Typically it’s probably not the greatest timing to be reflective when speaking in front of a few hundred people at your friend’s memorial service. In fact, it’s probably downright dangerous. With a splash of crazy thrown in just for the fun of it.
But, as luck would have it, that’s exactly what happened to me this last Saturday. I was standing at a pulpit and about to speak on behalf of an extraordinary man, Chris Kent. I had my notes in front of me and was prepared to give a fairly safe accounting of what it was like to meet him and be friends with him back in the mid 1980s. But then I looked out at the people I was about to speak to. What I saw stopped me in my tracks. Friends. Family. Musicians. Community.
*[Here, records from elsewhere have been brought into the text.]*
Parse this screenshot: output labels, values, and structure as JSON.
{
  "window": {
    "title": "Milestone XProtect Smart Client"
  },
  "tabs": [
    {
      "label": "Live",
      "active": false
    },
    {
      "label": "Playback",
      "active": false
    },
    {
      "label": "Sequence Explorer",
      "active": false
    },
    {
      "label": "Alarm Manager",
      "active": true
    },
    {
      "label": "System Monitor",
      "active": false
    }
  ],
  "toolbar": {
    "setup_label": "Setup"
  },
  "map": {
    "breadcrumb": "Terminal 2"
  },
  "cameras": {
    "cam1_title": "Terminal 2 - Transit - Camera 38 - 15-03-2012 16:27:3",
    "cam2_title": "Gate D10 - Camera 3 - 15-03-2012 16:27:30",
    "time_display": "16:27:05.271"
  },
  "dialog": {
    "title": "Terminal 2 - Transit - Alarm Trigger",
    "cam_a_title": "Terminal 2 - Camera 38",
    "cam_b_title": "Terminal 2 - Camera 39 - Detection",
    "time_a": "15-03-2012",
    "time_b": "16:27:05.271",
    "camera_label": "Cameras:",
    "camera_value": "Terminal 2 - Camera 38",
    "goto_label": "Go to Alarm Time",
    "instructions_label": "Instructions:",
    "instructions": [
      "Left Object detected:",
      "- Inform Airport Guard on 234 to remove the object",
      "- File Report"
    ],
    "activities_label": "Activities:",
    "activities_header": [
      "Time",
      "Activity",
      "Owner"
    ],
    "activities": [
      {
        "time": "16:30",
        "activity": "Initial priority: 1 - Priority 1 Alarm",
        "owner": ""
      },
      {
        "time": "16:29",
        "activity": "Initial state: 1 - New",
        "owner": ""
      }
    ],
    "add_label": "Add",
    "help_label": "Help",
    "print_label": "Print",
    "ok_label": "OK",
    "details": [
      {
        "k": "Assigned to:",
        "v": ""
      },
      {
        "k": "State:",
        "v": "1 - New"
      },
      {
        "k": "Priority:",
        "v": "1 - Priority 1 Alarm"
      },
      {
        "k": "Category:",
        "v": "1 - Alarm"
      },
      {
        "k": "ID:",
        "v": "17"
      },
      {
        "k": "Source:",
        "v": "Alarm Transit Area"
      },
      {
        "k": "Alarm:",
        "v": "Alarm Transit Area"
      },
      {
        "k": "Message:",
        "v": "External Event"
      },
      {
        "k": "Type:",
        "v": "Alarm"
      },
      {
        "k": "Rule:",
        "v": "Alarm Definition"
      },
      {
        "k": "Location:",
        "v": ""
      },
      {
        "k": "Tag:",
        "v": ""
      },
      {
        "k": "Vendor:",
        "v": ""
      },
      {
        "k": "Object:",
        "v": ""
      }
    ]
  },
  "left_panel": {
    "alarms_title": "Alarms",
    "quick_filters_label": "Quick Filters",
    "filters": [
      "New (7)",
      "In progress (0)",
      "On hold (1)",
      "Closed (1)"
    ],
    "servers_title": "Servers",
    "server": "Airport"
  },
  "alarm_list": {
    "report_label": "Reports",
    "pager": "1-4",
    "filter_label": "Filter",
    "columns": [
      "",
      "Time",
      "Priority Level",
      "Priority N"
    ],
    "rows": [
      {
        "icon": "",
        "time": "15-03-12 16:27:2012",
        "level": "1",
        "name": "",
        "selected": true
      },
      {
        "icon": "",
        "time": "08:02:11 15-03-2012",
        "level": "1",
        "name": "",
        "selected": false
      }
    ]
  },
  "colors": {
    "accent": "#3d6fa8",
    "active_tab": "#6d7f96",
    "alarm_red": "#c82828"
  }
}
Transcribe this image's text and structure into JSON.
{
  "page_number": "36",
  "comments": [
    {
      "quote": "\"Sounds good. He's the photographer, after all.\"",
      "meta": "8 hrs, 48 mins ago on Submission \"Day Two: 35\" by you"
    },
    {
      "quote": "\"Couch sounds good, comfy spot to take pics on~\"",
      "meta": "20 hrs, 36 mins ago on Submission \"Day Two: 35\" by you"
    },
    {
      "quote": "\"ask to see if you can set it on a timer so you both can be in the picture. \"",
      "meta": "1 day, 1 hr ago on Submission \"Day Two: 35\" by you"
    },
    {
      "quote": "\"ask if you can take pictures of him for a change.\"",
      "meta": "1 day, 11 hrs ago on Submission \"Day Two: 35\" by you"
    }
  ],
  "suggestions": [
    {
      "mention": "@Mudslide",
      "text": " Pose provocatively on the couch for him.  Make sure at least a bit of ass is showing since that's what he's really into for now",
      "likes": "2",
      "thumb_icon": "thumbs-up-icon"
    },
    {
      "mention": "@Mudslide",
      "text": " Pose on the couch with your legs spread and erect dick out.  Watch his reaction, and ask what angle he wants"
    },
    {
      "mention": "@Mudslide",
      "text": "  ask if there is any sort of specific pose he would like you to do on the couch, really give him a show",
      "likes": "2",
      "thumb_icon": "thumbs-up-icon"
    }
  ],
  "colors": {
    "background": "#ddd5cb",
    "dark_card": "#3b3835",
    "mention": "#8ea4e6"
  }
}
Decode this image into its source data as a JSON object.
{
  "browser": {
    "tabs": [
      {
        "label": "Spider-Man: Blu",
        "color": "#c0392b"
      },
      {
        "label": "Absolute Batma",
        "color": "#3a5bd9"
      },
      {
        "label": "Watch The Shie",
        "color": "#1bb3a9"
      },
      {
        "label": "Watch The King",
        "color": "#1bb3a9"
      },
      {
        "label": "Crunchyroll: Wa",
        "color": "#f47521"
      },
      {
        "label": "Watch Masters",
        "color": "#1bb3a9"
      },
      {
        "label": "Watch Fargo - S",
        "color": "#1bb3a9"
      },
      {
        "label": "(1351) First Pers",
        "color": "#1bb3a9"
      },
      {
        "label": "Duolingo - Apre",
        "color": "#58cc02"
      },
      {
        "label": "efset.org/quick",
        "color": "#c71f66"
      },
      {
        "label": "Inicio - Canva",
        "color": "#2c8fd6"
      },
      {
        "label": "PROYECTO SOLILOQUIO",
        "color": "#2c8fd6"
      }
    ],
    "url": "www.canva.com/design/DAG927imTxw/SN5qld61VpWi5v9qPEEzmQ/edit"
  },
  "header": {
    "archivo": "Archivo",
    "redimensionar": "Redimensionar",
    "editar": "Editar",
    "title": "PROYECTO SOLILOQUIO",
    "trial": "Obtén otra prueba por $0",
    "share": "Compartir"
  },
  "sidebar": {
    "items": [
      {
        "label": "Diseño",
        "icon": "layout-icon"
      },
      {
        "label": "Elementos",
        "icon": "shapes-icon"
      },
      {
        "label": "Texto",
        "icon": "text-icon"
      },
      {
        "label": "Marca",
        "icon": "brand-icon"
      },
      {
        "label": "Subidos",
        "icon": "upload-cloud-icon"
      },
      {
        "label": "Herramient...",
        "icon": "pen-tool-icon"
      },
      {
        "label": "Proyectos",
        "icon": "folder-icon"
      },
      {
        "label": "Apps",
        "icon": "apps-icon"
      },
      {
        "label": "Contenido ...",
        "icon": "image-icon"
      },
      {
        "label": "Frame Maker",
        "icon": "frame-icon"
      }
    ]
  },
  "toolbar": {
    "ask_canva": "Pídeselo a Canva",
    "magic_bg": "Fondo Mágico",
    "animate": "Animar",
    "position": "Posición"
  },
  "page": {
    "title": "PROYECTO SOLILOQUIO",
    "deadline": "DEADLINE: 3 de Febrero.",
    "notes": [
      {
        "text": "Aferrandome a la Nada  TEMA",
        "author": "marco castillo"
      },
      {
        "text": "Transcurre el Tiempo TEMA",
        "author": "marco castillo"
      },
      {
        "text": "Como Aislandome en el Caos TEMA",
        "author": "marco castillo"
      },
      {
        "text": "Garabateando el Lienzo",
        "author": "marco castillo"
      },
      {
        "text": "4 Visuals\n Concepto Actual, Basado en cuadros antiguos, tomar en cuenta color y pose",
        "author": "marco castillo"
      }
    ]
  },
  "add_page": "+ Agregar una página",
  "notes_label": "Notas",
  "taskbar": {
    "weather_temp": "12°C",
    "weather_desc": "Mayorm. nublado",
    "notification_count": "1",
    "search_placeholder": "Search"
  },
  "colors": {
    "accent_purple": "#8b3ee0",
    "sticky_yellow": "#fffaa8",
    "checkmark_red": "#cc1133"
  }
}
Wow.
I was already a bit nervous to begin with, being one of just three people scheduled to speak. “Why me?” I thought to myself as I scanned the notes in front of me. I think I even said something similar to my wife as I sat next to her a few rows back from the front of the church. She squeezed my arm and told me not to worry – that I would know what to do when the moment arrived.
I’ve spoken in front of quite a few groups in the last few years but I’ve never felt honored in the way I felt to speak on my friend’s behalf. And so, I took a deep breath and put my notes to the side and did my best to relate the Chris I knew. The Chris that always made others feel welcome. The Chris that made us laugh. The Chris that made us hold our breathes in disbelief when he played the bass. The Chris that made us marvel at the depth of his faith. The Chris that inspired us to do better in our own lives.
Pat Rask sent a message via Facebook for a copy of the speech that I gave on Saturday. I can certainly send a copy of the one I wrote on paper but the one that was written in my heart is not so easy to reproduce.
Chris Kent, I hope I honored you, your family and your friends on Saturday. We will never forget you. Our lives have been made better by knowing you. Rest in peace friend.